You are not currently logged in.
Access JSTOR through your library or other institution:
If You Use a Screen ReaderThis content is available through Read Online (Free) program, which relies on page scans. Since scans are not currently available to screen readers, please contact JSTOR User Support for access. We'll provide a PDF copy for your screen reader.
Petunia Ap2-Like Genes and Their Role in Flower and Seed Development
Tamara Maes, Nancy Van de Steene, Jan Zethof, Mansour Karimi, Mariëlla D'Hauw, Gwenny Mares, Marc Van Montagu and Tom Gerats
The Plant Cell
Vol. 13, No. 2 (Feb., 2001), pp. 229-244
Published by: American Society of Plant Biologists (ASPB)
Stable URL: http://www.jstor.org/stable/3871273
Page Count: 16
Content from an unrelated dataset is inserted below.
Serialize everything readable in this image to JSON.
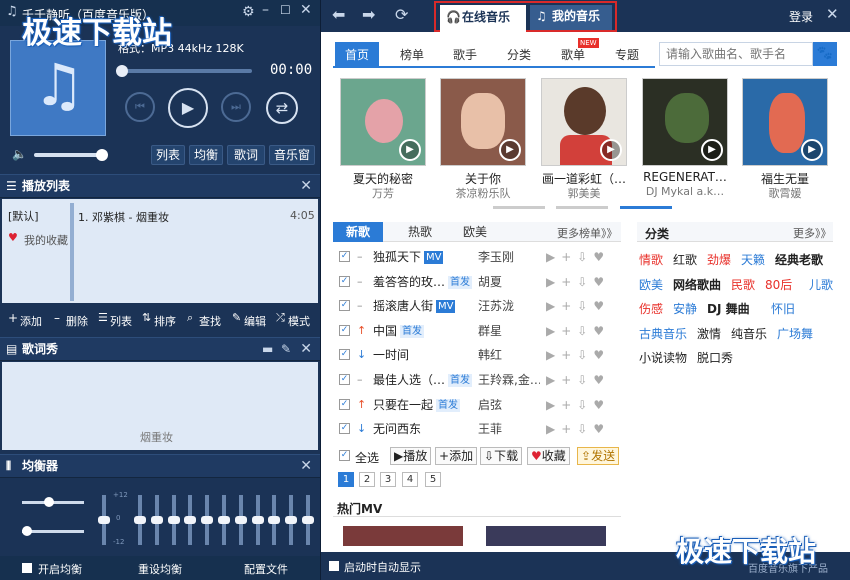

Since scans are not currently available to screen readers, please contact JSTOR User Support for access. We'll provide a PDF copy for your screen reader.
Preview not available
We have isolated three Apetala2 (Ap2)-like genes from petunia and studied their expression patterns by in situ hybridization. PhAp2A has a high sequence similarity to the A function gene Ap2 from Arabidopsis and a similar expression pattern during flower development, suggesting that they are cognate orthologs. PhAp2B and PhAp2C encode for AP2-like proteins that belong to a different subgroup of the AP2 family of transcription factors and exhibit divergent, nearly complementary expression patterns during flower development compared with PhAp2A. In contrast, all three PhAp2 genes are strongly expressed in endosperm. The phenotype of the petunia A-type mutant blind cannot be attributed to mutations in the petunia Ap2 homologs identified in this study, and reverse genetics strategies applied to identify phap2a mutants indicate that PhAp2A might not be essential for normal perianth development in petunia. Nevertheless, we show that PhAp2A is capable of restoring the homeotic transformations observed in flowers and seed of the ap2-1 mutant of Arabidopsis. Although the interspecific complementation proves that PhAp2A encodes a genuine Ap2 ortholog from petunia, additional factors may be involved in the control of perianth identity in this species.
The Plant Cell © 2001 American Society of Plant Biologists (ASPB)